Required work:
In the following listing, find the lines containing "image" and report them.

Exercise inputs:
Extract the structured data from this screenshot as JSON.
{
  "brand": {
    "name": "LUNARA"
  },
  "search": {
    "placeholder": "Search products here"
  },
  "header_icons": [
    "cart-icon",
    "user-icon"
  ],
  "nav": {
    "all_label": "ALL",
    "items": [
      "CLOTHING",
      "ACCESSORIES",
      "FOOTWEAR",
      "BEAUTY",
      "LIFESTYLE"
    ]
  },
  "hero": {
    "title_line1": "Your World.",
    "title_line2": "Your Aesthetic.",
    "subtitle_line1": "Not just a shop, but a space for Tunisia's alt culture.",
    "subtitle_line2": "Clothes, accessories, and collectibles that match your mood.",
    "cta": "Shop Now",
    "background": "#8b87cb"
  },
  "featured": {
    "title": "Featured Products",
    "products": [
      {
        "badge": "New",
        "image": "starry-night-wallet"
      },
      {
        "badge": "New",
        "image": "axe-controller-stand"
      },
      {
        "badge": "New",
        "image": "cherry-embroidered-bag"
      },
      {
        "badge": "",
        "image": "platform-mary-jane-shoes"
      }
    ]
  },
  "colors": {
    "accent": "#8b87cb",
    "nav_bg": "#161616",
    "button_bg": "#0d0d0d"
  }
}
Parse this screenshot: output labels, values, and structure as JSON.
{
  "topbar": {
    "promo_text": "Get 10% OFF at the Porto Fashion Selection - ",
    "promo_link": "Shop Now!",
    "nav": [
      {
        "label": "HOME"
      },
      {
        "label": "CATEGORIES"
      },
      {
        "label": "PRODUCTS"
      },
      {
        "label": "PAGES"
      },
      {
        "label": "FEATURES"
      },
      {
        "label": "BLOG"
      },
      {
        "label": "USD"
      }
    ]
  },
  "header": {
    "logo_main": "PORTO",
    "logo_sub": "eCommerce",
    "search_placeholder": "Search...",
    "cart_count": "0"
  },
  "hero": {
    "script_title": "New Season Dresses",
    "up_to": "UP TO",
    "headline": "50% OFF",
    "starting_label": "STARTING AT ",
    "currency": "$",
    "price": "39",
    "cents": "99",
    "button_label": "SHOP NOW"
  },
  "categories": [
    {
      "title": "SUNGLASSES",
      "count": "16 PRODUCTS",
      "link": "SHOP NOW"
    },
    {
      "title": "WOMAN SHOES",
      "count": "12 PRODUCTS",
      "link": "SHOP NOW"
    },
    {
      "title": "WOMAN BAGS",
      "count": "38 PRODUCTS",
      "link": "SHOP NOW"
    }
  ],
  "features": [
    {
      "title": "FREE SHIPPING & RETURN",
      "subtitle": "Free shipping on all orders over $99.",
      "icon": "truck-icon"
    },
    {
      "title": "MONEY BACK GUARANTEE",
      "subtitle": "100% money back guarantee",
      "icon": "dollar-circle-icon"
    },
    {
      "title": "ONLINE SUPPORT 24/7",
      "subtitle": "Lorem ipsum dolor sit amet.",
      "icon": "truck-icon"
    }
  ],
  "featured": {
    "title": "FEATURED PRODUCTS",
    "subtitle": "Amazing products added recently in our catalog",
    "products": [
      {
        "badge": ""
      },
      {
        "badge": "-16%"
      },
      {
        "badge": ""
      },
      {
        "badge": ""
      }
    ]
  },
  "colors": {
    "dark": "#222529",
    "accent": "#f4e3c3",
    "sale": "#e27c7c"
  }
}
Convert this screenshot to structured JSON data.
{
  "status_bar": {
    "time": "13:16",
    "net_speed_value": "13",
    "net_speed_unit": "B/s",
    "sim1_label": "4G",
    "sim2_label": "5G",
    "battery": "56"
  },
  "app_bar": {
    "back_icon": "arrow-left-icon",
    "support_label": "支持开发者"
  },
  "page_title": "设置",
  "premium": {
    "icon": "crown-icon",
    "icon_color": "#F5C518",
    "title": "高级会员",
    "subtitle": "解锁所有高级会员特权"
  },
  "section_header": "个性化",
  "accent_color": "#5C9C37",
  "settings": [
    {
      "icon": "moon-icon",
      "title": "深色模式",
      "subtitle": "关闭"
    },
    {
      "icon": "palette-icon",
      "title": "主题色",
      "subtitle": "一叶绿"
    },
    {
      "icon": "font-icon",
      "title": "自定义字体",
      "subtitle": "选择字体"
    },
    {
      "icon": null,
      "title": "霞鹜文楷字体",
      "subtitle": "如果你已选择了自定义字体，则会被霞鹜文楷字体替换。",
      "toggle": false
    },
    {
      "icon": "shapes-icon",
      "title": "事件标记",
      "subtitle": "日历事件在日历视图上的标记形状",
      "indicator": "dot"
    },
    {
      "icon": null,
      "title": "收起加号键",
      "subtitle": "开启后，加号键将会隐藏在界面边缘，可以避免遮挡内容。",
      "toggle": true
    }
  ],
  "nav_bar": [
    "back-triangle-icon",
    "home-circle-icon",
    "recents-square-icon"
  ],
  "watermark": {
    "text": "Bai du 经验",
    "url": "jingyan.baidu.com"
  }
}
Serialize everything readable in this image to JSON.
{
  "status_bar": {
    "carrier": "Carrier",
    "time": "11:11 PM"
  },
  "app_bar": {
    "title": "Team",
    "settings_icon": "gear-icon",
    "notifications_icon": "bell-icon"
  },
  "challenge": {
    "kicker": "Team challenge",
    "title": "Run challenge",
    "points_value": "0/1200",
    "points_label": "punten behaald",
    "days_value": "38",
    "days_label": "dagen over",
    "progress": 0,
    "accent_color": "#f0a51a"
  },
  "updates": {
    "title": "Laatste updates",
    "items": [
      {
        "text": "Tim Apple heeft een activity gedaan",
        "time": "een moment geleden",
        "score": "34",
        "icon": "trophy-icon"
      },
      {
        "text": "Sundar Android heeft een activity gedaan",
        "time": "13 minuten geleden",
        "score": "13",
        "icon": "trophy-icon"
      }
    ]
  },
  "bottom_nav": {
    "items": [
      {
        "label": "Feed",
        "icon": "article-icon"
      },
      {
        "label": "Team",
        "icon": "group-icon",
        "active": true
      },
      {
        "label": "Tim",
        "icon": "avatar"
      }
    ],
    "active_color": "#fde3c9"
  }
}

Written response:
        "image": "starry-night-wallet"
        "image": "axe-controller-stand"
        "image": "cherry-embroidered-bag"
        "image": "platform-mary-jane-shoes"
Serialize everything readable in this image to JSON.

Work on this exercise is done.